▶ **Data to use**
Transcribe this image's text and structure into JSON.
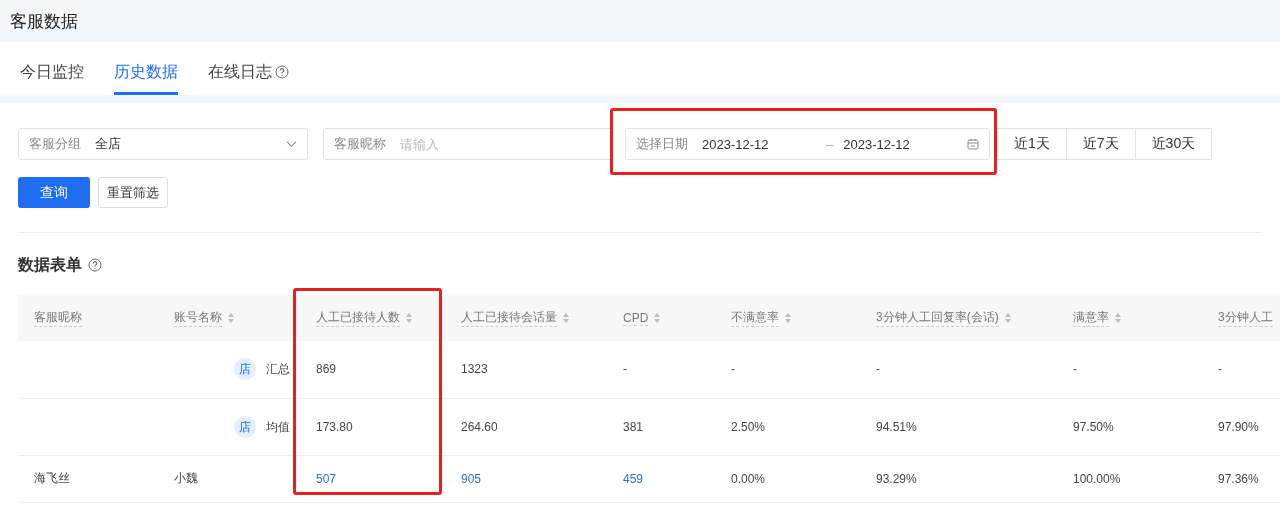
{
  "page_title": "客服数据",
  "tabs": [
    {
      "label": "今日监控",
      "selected": false,
      "help": false
    },
    {
      "label": "历史数据",
      "selected": true,
      "help": false
    },
    {
      "label": "在线日志",
      "selected": false,
      "help": true
    }
  ],
  "filters": {
    "group": {
      "label": "客服分组",
      "value": "全店"
    },
    "nickname": {
      "label": "客服昵称",
      "placeholder": "请输入"
    },
    "date": {
      "label": "选择日期",
      "start": "2023-12-12",
      "separator": "–",
      "end": "2023-12-12"
    },
    "quick_ranges": [
      "近1天",
      "近7天",
      "近30天"
    ]
  },
  "buttons": {
    "query": "查询",
    "reset": "重置筛选"
  },
  "section_title": "数据表单",
  "table": {
    "columns": [
      {
        "label": "客服昵称",
        "sortable": false
      },
      {
        "label": "账号名称",
        "sortable": true
      },
      {
        "label": "人工已接待人数",
        "sortable": true
      },
      {
        "label": "人工已接待会话量",
        "sortable": true
      },
      {
        "label": "CPD",
        "sortable": true
      },
      {
        "label": "不满意率",
        "sortable": true
      },
      {
        "label": "3分钟人工回复率(会话)",
        "sortable": true
      },
      {
        "label": "满意率",
        "sortable": true
      },
      {
        "label": "3分钟人工"
      }
    ],
    "rows": [
      {
        "cells": [
          {
            "text": ""
          },
          {
            "text": "汇总",
            "badge": "店",
            "link": false
          },
          {
            "text": "869",
            "link": false
          },
          {
            "text": "1323",
            "link": false
          },
          {
            "text": "-",
            "link": false
          },
          {
            "text": "-",
            "link": false
          },
          {
            "text": "-",
            "link": false
          },
          {
            "text": "-",
            "link": false
          },
          {
            "text": "-",
            "link": false
          }
        ]
      },
      {
        "cells": [
          {
            "text": ""
          },
          {
            "text": "均值",
            "badge": "店",
            "link": false
          },
          {
            "text": "173.80",
            "link": false
          },
          {
            "text": "264.60",
            "link": false
          },
          {
            "text": "381",
            "link": false
          },
          {
            "text": "2.50%",
            "link": false
          },
          {
            "text": "94.51%",
            "link": false
          },
          {
            "text": "97.50%",
            "link": false
          },
          {
            "text": "97.90%",
            "link": false
          }
        ]
      },
      {
        "cells": [
          {
            "text": "海飞丝",
            "link": false
          },
          {
            "text": "小魏",
            "link": false
          },
          {
            "text": "507",
            "link": true
          },
          {
            "text": "905",
            "link": true
          },
          {
            "text": "459",
            "link": true
          },
          {
            "text": "0.00%",
            "link": false
          },
          {
            "text": "93.29%",
            "link": false
          },
          {
            "text": "100.00%",
            "link": false
          },
          {
            "text": "97.36%",
            "link": false
          }
        ]
      }
    ]
  }
}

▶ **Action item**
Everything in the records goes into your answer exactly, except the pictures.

▶ **Solution for this problem**
Transcribe this image's text and structure into JSON.
{
  "page_title": "客服数据",
  "tabs": [
    {
      "label": "今日监控",
      "selected": false,
      "help": false
    },
    {
      "label": "历史数据",
      "selected": true,
      "help": false
    },
    {
      "label": "在线日志",
      "selected": false,
      "help": true
    }
  ],
  "filters": {
    "group": {
      "label": "客服分组",
      "value": "全店"
    },
    "nickname": {
      "label": "客服昵称",
      "placeholder": "请输入"
    },
    "date": {
      "label": "选择日期",
      "start": "2023-12-12",
      "separator": "–",
      "end": "2023-12-12"
    },
    "quick_ranges": [
      "近1天",
      "近7天",
      "近30天"
    ]
  },
  "buttons": {
    "query": "查询",
    "reset": "重置筛选"
  },
  "section_title": "数据表单",
  "table": {
    "columns": [
      {
        "label": "客服昵称",
        "sortable": false
      },
      {
        "label": "账号名称",
        "sortable": true
      },
      {
        "label": "人工已接待人数",
        "sortable": true
      },
      {
        "label": "人工已接待会话量",
        "sortable": true
      },
      {
        "label": "CPD",
        "sortable": true
      },
      {
        "label": "不满意率",
        "sortable": true
      },
      {
        "label": "3分钟人工回复率(会话)",
        "sortable": true
      },
      {
        "label": "满意率",
        "sortable": true
      },
      {
        "label": "3分钟人工"
      }
    ],
    "rows": [
      {
        "cells": [
          {
            "text": ""
          },
          {
            "text": "汇总",
            "badge": "店",
            "link": false
          },
          {
            "text": "869",
            "link": false
          },
          {
            "text": "1323",
            "link": false
          },
          {
            "text": "-",
            "link": false
          },
          {
            "text": "-",
            "link": false
          },
          {
            "text": "-",
            "link": false
          },
          {
            "text": "-",
            "link": false
          },
          {
            "text": "-",
            "link": false
          }
        ]
      },
      {
        "cells": [
          {
            "text": ""
          },
          {
            "text": "均值",
            "badge": "店",
            "link": false
          },
          {
            "text": "173.80",
            "link": false
          },
          {
            "text": "264.60",
            "link": false
          },
          {
            "text": "381",
            "link": false
          },
          {
            "text": "2.50%",
            "link": false
          },
          {
            "text": "94.51%",
            "link": false
          },
          {
            "text": "97.50%",
            "link": false
          },
          {
            "text": "97.90%",
            "link": false
          }
        ]
      },
      {
        "cells": [
          {
            "text": "海飞丝",
            "link": false
          },
          {
            "text": "小魏",
            "link": false
          },
          {
            "text": "507",
            "link": true
          },
          {
            "text": "905",
            "link": true
          },
          {
            "text": "459",
            "link": true
          },
          {
            "text": "0.00%",
            "link": false
          },
          {
            "text": "93.29%",
            "link": false
          },
          {
            "text": "100.00%",
            "link": false
          },
          {
            "text": "97.36%",
            "link": false
          }
        ]
      }
    ]
  }
}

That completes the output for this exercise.